▸ THE PROBLEM
Please return every line of the records below that holds the word "JSON".

▸ DATA FOR THE TASK
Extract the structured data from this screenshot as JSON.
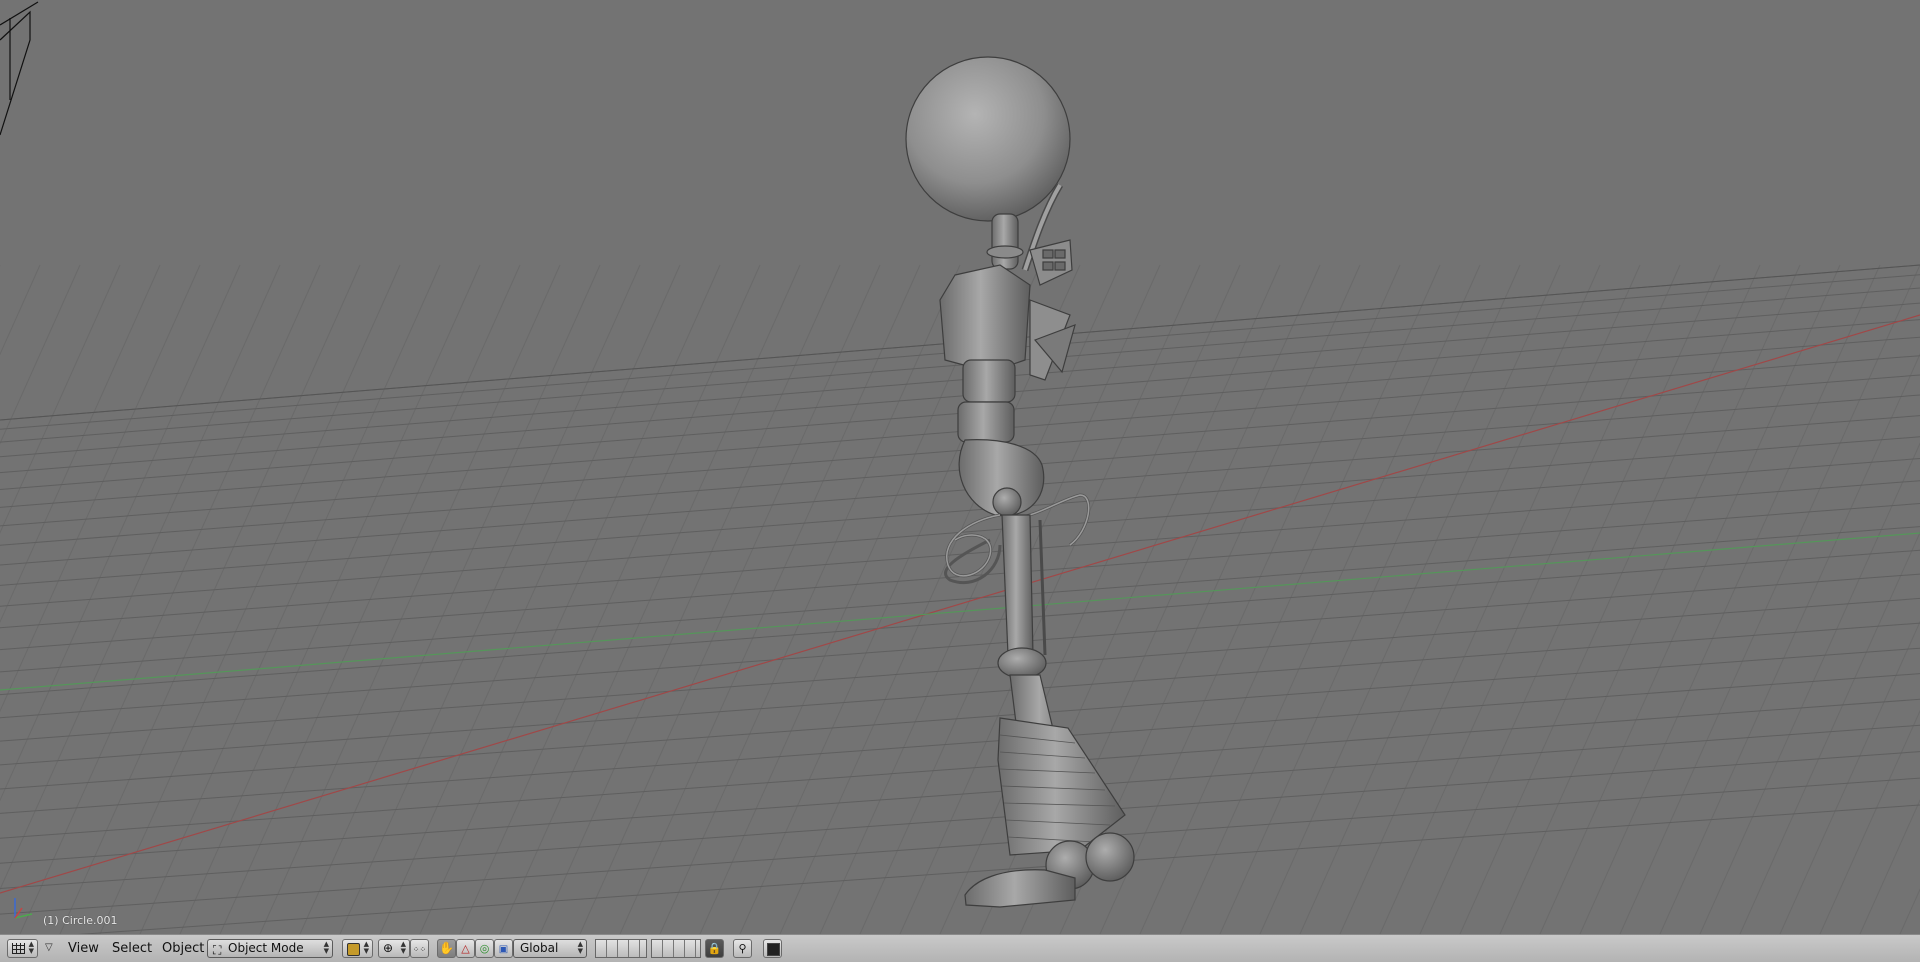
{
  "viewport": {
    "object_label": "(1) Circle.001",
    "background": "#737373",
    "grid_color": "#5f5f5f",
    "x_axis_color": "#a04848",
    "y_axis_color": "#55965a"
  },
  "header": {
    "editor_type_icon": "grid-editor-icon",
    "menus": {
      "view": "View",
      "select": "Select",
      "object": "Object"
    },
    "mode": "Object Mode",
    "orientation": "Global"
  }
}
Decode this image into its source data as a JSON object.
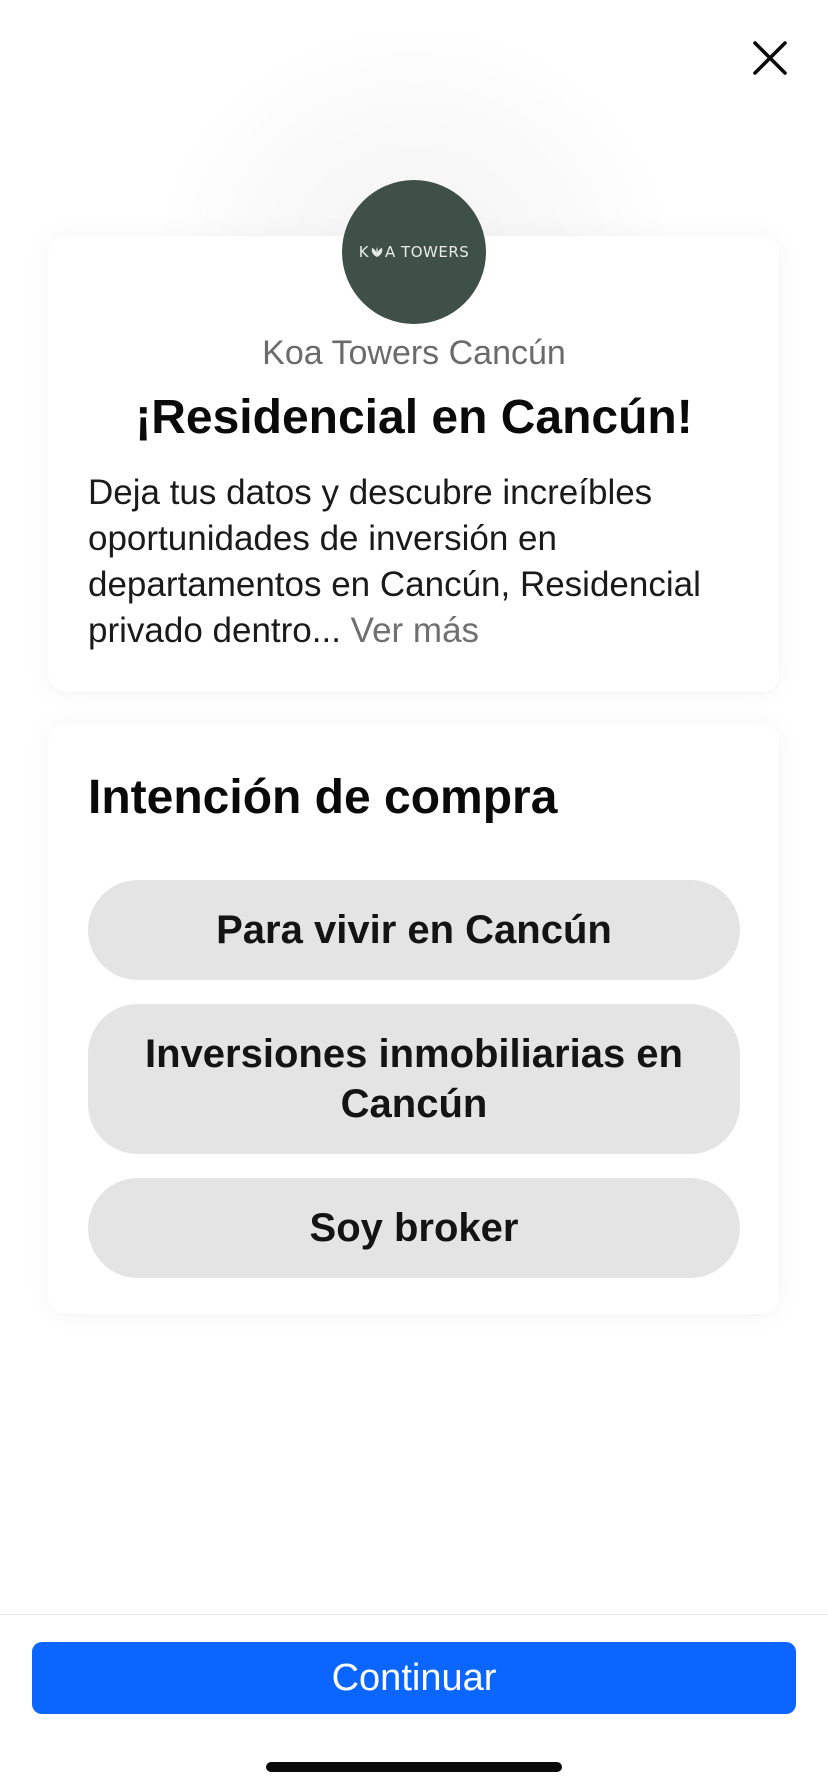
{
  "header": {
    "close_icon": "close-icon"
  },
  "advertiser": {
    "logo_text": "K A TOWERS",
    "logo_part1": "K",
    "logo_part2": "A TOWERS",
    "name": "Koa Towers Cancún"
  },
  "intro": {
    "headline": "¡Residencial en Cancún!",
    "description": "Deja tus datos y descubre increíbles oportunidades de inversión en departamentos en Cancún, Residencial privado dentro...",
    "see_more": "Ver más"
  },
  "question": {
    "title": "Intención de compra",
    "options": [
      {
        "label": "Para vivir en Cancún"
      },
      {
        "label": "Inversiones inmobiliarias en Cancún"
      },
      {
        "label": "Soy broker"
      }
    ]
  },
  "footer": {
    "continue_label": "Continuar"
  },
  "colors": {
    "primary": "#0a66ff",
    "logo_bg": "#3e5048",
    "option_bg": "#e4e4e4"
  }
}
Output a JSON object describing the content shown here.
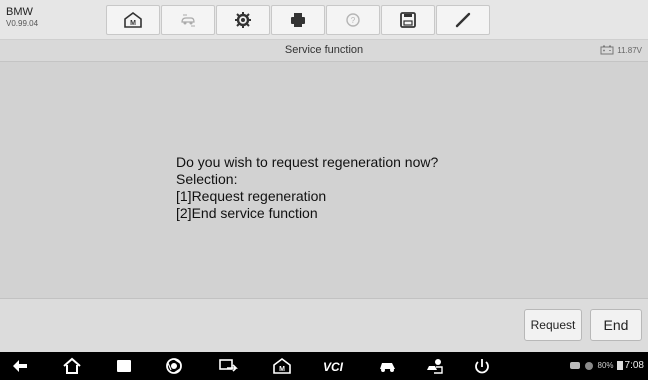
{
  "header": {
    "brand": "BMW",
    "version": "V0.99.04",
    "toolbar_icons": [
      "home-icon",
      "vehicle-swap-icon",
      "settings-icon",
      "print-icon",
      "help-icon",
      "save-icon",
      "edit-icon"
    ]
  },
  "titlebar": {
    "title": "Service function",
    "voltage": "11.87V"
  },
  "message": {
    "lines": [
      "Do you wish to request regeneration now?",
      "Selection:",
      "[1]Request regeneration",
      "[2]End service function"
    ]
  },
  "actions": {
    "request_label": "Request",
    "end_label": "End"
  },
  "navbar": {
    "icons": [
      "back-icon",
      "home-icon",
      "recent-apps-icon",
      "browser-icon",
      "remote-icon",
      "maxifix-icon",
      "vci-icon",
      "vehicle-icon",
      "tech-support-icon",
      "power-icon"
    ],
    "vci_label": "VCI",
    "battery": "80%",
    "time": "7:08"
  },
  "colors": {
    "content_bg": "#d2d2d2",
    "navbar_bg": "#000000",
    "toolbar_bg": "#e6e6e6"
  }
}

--

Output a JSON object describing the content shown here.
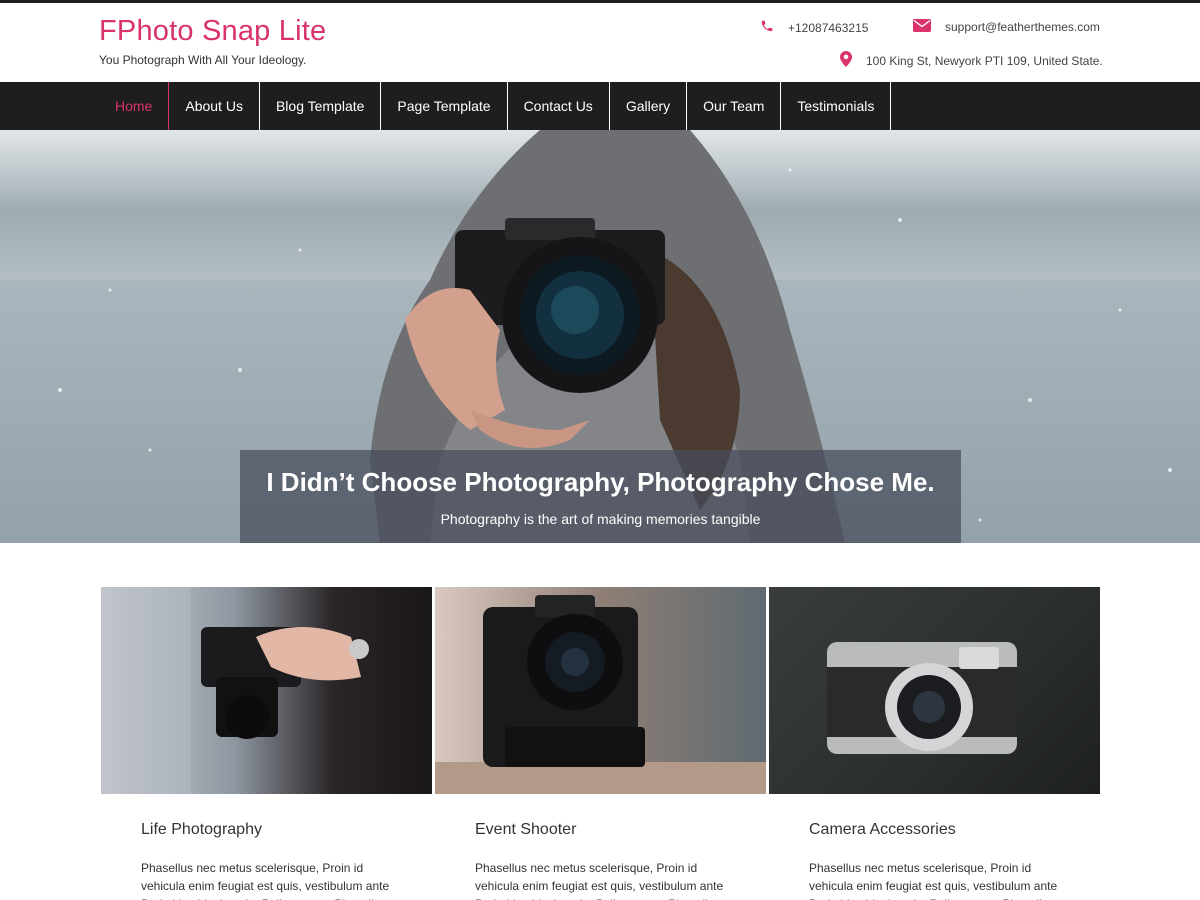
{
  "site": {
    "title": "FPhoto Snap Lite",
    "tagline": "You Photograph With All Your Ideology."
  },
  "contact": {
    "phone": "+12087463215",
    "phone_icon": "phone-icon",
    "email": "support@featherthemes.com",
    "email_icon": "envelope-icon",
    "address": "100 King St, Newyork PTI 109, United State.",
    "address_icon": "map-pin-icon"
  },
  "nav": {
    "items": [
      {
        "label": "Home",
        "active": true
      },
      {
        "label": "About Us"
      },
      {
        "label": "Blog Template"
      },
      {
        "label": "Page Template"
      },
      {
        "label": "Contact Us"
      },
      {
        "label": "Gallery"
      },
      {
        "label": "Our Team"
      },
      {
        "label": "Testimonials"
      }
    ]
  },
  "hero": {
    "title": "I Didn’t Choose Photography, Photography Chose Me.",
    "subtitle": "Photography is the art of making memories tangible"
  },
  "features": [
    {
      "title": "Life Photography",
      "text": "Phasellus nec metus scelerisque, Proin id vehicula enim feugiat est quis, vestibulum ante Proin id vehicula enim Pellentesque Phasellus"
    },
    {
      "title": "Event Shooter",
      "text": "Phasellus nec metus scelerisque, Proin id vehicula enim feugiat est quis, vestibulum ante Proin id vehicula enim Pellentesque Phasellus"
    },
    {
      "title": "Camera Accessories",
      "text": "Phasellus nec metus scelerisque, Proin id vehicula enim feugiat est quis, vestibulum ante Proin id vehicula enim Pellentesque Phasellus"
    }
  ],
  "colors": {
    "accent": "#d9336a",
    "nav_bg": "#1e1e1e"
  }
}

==

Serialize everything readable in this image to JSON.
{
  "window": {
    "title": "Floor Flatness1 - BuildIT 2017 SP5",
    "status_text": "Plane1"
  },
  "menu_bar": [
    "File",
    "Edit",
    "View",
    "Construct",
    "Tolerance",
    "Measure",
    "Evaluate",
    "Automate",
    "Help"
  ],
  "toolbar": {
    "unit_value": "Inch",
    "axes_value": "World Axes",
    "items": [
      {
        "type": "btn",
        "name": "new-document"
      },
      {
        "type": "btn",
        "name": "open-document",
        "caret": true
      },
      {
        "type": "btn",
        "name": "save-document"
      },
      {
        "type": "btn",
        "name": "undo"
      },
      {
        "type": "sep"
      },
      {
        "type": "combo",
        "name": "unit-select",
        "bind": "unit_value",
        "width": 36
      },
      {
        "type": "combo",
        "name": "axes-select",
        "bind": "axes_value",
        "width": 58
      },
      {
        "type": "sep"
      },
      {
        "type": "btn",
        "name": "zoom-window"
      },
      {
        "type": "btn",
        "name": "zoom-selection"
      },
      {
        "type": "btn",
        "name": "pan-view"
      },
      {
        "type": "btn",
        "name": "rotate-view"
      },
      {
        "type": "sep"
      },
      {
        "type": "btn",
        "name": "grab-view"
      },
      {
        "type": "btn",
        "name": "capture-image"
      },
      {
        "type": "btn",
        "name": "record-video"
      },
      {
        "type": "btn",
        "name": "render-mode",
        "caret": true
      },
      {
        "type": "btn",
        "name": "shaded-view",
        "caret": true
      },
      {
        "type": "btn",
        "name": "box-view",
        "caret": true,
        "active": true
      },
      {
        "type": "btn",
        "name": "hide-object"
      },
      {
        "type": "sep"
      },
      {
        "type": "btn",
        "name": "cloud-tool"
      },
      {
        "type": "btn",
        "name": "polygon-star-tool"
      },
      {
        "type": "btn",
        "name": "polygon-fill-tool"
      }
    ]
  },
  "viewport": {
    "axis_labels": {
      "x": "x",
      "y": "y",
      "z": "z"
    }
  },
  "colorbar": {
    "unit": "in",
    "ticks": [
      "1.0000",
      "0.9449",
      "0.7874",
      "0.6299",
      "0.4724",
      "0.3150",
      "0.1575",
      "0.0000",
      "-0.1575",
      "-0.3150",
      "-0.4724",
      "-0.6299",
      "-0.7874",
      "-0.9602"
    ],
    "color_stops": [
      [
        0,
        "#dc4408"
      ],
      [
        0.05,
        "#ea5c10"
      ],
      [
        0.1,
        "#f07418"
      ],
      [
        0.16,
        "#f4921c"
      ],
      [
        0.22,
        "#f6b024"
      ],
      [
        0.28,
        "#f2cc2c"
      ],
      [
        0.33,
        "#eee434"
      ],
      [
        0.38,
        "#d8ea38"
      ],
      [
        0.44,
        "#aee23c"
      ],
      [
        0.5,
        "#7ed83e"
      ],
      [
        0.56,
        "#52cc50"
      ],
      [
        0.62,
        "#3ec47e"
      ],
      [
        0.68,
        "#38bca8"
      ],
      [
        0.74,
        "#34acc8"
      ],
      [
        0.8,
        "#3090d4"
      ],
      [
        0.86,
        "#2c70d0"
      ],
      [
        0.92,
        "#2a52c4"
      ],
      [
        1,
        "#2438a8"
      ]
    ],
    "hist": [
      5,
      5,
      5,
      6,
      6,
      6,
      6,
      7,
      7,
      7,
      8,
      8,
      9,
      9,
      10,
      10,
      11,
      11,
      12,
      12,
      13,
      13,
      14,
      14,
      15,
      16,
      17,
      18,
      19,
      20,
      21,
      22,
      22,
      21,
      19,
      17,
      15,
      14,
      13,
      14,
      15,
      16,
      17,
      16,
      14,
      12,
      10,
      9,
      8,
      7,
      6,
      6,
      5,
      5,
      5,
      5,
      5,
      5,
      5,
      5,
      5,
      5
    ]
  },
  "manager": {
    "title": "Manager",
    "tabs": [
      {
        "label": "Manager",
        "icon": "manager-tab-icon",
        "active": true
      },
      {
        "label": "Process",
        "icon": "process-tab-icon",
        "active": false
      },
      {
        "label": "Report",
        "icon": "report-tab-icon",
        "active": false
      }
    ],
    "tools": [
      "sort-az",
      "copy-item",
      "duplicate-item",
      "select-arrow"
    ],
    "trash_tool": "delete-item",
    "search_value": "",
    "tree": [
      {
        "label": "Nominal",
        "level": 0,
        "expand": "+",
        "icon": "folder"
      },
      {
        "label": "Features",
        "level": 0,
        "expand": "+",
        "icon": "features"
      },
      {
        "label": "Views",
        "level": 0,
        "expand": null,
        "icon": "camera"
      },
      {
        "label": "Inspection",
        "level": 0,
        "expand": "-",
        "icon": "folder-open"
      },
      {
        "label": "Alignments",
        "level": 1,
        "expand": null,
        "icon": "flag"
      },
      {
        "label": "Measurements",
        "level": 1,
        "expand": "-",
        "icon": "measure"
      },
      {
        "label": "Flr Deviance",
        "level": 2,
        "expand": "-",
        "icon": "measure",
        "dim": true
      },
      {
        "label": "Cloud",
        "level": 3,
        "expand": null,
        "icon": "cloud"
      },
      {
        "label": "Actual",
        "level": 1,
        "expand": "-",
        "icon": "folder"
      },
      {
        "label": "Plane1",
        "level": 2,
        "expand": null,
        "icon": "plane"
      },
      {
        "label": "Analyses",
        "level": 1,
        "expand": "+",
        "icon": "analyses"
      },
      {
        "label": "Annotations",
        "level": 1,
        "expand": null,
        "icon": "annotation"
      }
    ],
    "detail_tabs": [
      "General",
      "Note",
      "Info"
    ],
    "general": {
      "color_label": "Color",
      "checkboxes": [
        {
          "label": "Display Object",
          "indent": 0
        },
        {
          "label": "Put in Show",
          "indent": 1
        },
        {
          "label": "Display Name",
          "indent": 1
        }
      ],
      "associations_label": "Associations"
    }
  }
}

▸ SOLUTION
Extract the structured data from this screenshot as JSON.
Decode this image into its source data as a JSON object.
Output a JSON object describing the content shown here.
Output a JSON object describing the content shown here.
Serialize everything readable in this image to JSON.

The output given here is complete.